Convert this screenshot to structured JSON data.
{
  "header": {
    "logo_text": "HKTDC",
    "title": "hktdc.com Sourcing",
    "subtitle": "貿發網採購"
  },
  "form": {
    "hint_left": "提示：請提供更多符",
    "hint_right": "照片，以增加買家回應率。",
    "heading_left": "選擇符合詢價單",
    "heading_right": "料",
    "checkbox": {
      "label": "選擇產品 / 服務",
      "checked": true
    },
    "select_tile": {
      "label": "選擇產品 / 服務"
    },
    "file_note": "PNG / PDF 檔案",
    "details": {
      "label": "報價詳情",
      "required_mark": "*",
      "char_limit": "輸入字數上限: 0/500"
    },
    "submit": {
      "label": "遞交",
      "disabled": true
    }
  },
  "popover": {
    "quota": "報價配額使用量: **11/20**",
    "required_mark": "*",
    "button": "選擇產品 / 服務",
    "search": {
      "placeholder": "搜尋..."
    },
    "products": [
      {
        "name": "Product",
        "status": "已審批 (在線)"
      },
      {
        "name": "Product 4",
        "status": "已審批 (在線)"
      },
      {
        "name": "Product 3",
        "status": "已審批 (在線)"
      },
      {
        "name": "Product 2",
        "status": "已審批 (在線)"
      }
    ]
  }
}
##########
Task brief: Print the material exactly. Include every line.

Exercise solution:
Convert this screenshot to structured JSON data.
{
  "header": {
    "logo_text": "HKTDC",
    "title": "hktdc.com Sourcing",
    "subtitle": "貿發網採購"
  },
  "form": {
    "hint_left": "提示：請提供更多符",
    "hint_right": "照片，以增加買家回應率。",
    "heading_left": "選擇符合詢價單",
    "heading_right": "料",
    "checkbox": {
      "label": "選擇產品 / 服務",
      "checked": true
    },
    "select_tile": {
      "label": "選擇產品 / 服務"
    },
    "file_note": "PNG / PDF 檔案",
    "details": {
      "label": "報價詳情",
      "required_mark": "*",
      "char_limit": "輸入字數上限: 0/500"
    },
    "submit": {
      "label": "遞交",
      "disabled": true
    }
  },
  "popover": {
    "quota": "報價配額使用量: **11/20**",
    "required_mark": "*",
    "button": "選擇產品 / 服務",
    "search": {
      "placeholder": "搜尋..."
    },
    "products": [
      {
        "name": "Product",
        "status": "已審批 (在線)"
      },
      {
        "name": "Product 4",
        "status": "已審批 (在線)"
      },
      {
        "name": "Product 3",
        "status": "已審批 (在線)"
      },
      {
        "name": "Product 2",
        "status": "已審批 (在線)"
      }
    ]
  }
}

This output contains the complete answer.